In Brief: Gold nanoparticles might fight cancer

May 22, 2006

Alabama scientists are considering using gold nanoparticles to turn near-infrared laser light into a "thermal scalpel" of intense heat to kill tumor cells.

University of Alabama at Birmingham scientists say they have successfully piggybacked as many as 1,000 gold nanoparticles onto an adenovirus capable of zooming in on tumor cells.

"Achieving progress in retargeting adenoviral vectors for cancer gene therapy led us to hypothesize that gold nanoparticles could be coupled with this vector to combine hyperthermia and gene therapy as a therapeutic approach. Now we are investigating the tumor-killing properties of this hybrid," said Dr. David Curiel.

The research -- detailed in the journal Nano Letters -- was funded by the National Cancer Institute, part of the National Institutes of Health.

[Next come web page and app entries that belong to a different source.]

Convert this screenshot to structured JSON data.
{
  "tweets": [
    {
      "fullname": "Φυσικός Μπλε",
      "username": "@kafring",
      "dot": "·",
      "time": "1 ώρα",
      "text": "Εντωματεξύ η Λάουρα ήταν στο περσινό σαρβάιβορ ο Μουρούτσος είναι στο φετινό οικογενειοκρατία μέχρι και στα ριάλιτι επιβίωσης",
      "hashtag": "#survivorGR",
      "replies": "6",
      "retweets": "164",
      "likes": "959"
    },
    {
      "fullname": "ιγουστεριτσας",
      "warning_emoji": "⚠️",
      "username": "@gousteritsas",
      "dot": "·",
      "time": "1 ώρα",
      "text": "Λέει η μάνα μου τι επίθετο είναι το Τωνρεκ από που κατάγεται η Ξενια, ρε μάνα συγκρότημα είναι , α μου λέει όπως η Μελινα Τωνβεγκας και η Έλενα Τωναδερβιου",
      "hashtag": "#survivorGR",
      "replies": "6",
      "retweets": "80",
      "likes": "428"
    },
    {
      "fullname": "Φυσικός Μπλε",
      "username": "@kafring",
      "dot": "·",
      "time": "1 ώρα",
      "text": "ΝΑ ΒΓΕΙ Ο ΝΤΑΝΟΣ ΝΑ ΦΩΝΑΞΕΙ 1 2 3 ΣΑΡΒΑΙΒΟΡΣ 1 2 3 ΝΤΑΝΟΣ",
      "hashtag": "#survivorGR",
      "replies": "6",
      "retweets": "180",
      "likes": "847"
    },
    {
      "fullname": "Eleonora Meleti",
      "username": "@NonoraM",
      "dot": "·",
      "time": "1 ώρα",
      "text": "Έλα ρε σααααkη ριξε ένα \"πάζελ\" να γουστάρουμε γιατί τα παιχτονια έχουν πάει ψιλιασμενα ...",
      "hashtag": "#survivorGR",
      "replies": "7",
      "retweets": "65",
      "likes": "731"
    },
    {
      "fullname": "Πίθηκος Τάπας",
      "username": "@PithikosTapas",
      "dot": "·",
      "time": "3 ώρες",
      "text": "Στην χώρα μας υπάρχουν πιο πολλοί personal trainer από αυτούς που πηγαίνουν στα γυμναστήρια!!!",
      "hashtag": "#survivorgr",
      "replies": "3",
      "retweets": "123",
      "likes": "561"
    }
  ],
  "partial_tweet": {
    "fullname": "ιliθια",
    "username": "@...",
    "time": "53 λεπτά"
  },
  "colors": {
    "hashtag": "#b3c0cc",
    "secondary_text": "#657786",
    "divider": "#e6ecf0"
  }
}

Copyright 2006 by United Press International

Explore further: Tissue regeneration using anti-inflammatory nanomolecules

add to favorites email to friend print save as pdf

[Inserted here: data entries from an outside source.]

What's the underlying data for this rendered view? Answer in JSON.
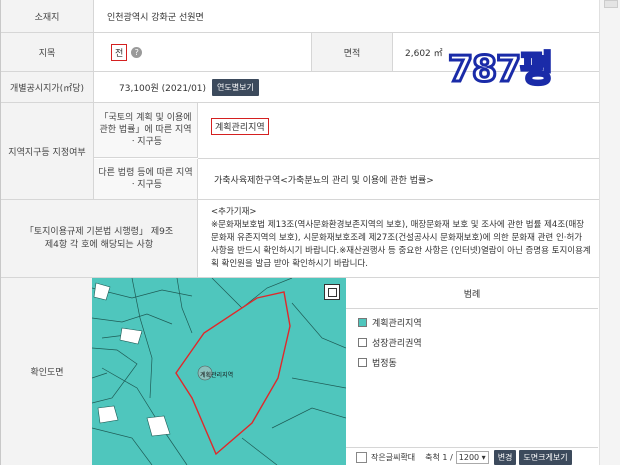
{
  "rows": {
    "location": {
      "label": "소재지",
      "value": "인천광역시 강화군 선원면"
    },
    "jimok": {
      "label": "지목",
      "value": "전",
      "area_label": "면적",
      "area_value": "2,602 ㎡"
    },
    "price": {
      "label": "개별공시지가(㎡당)",
      "value": "73,100원 (2021/01)",
      "button": "연도별보기"
    },
    "zone": {
      "label": "지역지구등 지정여부",
      "sub1_label": "「국토의 계획 및 이용에 관한 법률」에 따른 지역ㆍ지구등",
      "sub1_value": "계획관리지역",
      "sub2_label": "다른 법령 등에 따른 지역ㆍ지구등",
      "sub2_value": "가축사육제한구역<가축분뇨의 관리 및 이용에 관한 법률>"
    },
    "regulation": {
      "label": "「토지이용규제 기본법 시행령」 제9조 제4항 각 호에 해당되는 사항",
      "note_title": "<추가기재>",
      "note_body": "※문화재보호법 제13조(역사문화환경보존지역의 보호), 매장문화재 보호 및 조사에 관한 법률 제4조(매장문화재 유존지역의 보호), 시문화재보호조례 제27조(건설공사시 문화재보호)에 의한 문화재 관련 인·허가 사항을 반드시 확인하시기 바랍니다.※재산권행사 등 중요한 사항은 (인터넷)열람이 아닌 증명용 토지이용계획 확인원을 발급 받아 확인하시기 바랍니다."
    },
    "map_row": {
      "label": "확인도면"
    }
  },
  "overlay": {
    "pyeong": "787평"
  },
  "map": {
    "parcel_label": "계획관리지역"
  },
  "legend": {
    "title": "범례",
    "items": [
      {
        "label": "계획관리지역",
        "color": "#4fc6bd"
      },
      {
        "label": "성장관리권역",
        "color": "#ffffff"
      },
      {
        "label": "법정동",
        "color": "#ffffff"
      }
    ]
  },
  "bottom": {
    "small_text": "작은글씨확대",
    "scale_label": "축척 1 /",
    "scale_value": "1200",
    "change_button": "변경",
    "print_button": "도면크게보기"
  }
}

Related Stories

Boosting immune therapy for cancer with nanoparticles

Jul 15, 2013

(Phys.org) —Activating the body's immune system to attack cancer and prevent it from recurring is one of the Holy Grails of cancer research because of its ability to specifically target cancer and to search almost anywhere ...

Gold nanoparticles: A new delivery for cancer drugs

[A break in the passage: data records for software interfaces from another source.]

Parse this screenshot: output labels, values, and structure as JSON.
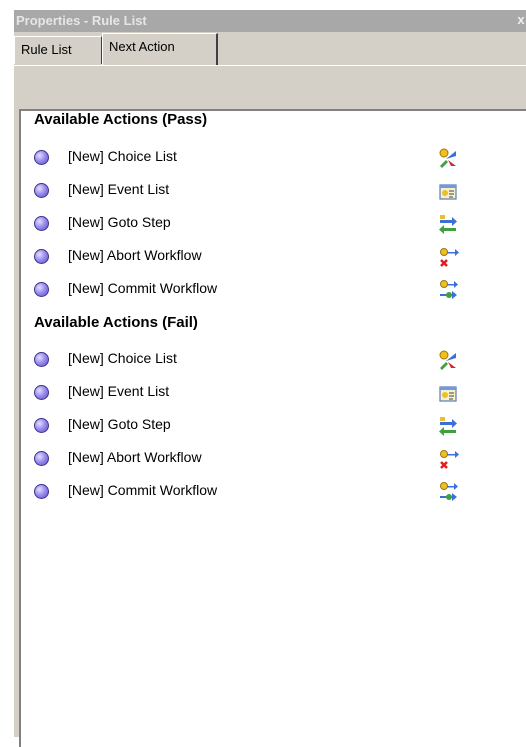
{
  "window": {
    "title": "Properties - Rule List",
    "close_glyph": "x"
  },
  "tabs": [
    {
      "label": "Rule List",
      "active": false
    },
    {
      "label": "Next Action",
      "active": true
    }
  ],
  "sections": [
    {
      "title": "Available Actions (Pass)",
      "items": [
        {
          "label": "[New] Choice List",
          "icon": "choice-list-icon"
        },
        {
          "label": "[New] Event List",
          "icon": "event-list-icon"
        },
        {
          "label": "[New] Goto Step",
          "icon": "goto-step-icon"
        },
        {
          "label": "[New] Abort Workflow",
          "icon": "abort-workflow-icon"
        },
        {
          "label": "[New] Commit Workflow",
          "icon": "commit-workflow-icon"
        }
      ]
    },
    {
      "title": "Available Actions (Fail)",
      "items": [
        {
          "label": "[New] Choice List",
          "icon": "choice-list-icon"
        },
        {
          "label": "[New] Event List",
          "icon": "event-list-icon"
        },
        {
          "label": "[New] Goto Step",
          "icon": "goto-step-icon"
        },
        {
          "label": "[New] Abort Workflow",
          "icon": "abort-workflow-icon"
        },
        {
          "label": "[New] Commit Workflow",
          "icon": "commit-workflow-icon"
        }
      ]
    }
  ],
  "colors": {
    "titlebar": "#a8a8a8",
    "face": "#d4d0c8",
    "bullet": "#8f82ea"
  }
}
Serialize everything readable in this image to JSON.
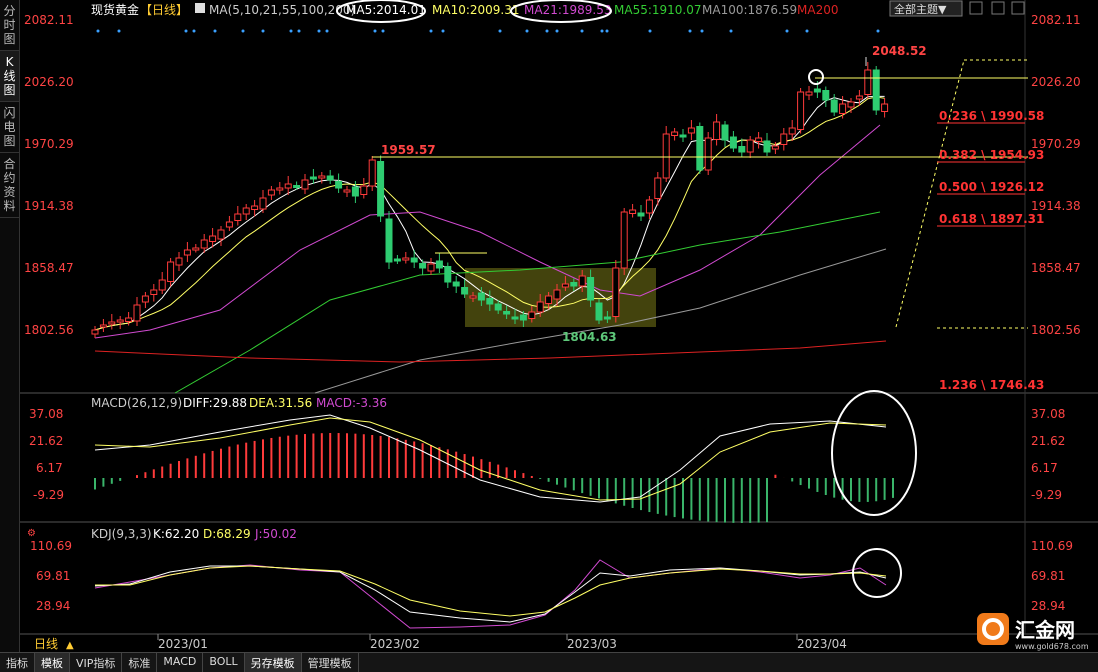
{
  "sidebar": {
    "tabs": [
      "分时图",
      "K线图",
      "闪电图",
      "合约资料"
    ],
    "active": 1
  },
  "header": {
    "instrument": "现货黄金",
    "period_tag": "【日线】",
    "ma_label": "MA(5,10,21,55,100,200)",
    "ma5": "MA5:2014.01",
    "ma10": "MA10:2009.31",
    "ma21": "MA21:1989.53",
    "ma55": "MA55:1910.07",
    "ma100": "MA100:1876.59",
    "ma200": "MA200",
    "theme_select": "全部主题▼"
  },
  "price_axis": [
    "2082.11",
    "2026.20",
    "1970.29",
    "1914.38",
    "1858.47",
    "1802.56"
  ],
  "annotations": {
    "high_label": "2048.52",
    "low_label": "1804.63",
    "swing_label": "1959.57",
    "fib": [
      "0.236 \\ 1990.58",
      "0.382 \\ 1954.93",
      "0.500 \\ 1926.12",
      "0.618 \\ 1897.31",
      "1.236 \\ 1746.43"
    ]
  },
  "macd": {
    "label": "MACD(26,12,9)",
    "diff": "DIFF:29.88",
    "dea": "DEA:31.56",
    "macd": "MACD:-3.36",
    "axis": [
      "37.08",
      "21.62",
      "6.17",
      "-9.29"
    ]
  },
  "kdj": {
    "label": "KDJ(9,3,3)",
    "k": "K:62.20",
    "d": "D:68.29",
    "j": "J:50.02",
    "axis": [
      "110.69",
      "69.81",
      "28.94"
    ]
  },
  "time_axis": {
    "period": "日线",
    "months": [
      "2023/01",
      "2023/02",
      "2023/03",
      "2023/04"
    ]
  },
  "bottom_tabs": [
    "指标",
    "模板",
    "VIP指标",
    "标准",
    "MACD",
    "BOLL",
    "另存模板",
    "管理模板"
  ],
  "logo": {
    "text": "汇金网",
    "url_text": "www.gold678.com"
  },
  "colors": {
    "up": "#ff3b3b",
    "down": "#2ecc71",
    "ma5": "#ffffff",
    "ma10": "#ffff66",
    "ma21": "#d04ad0",
    "ma55": "#33cc33",
    "ma100": "#999999",
    "ma200": "#dd2222"
  }
}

May 08, 2013

(Phys.org) —The protein tumor necrosis factor-alpha (TNF-alpha) is a powerful weapon in the arsenal to control cancer. Unfortunately, as is the case with many potent cancer therapies, the use of TNF-alpha as an anti-cancer ...

Recommended for you

Tissue regeneration using anti-inflammatory nanomolecules

9 hours ago

Anyone who has suffered an injury can probably remember the after-effects, including pain, swelling or redness. These are signs that the body is fighting back against the injury. When tissue in the body is damaged, biological ...

Copper shines as flexible conductor

14 hours ago

Bend them, stretch them, twist them, fold them: modern materials that are light, flexible and highly conductive have extraordinary technological potential, whether as artificial skin or electronic paper.

Nanoparticles may aid oil recovery, frack fluid tracking

15 hours ago

Two Colorado State University researchers are examining how nanoparticles move underground, knowledge that could eventually help improve recovery in oil fields and discover where hydraulic fracking chemicals ...

User comments : 0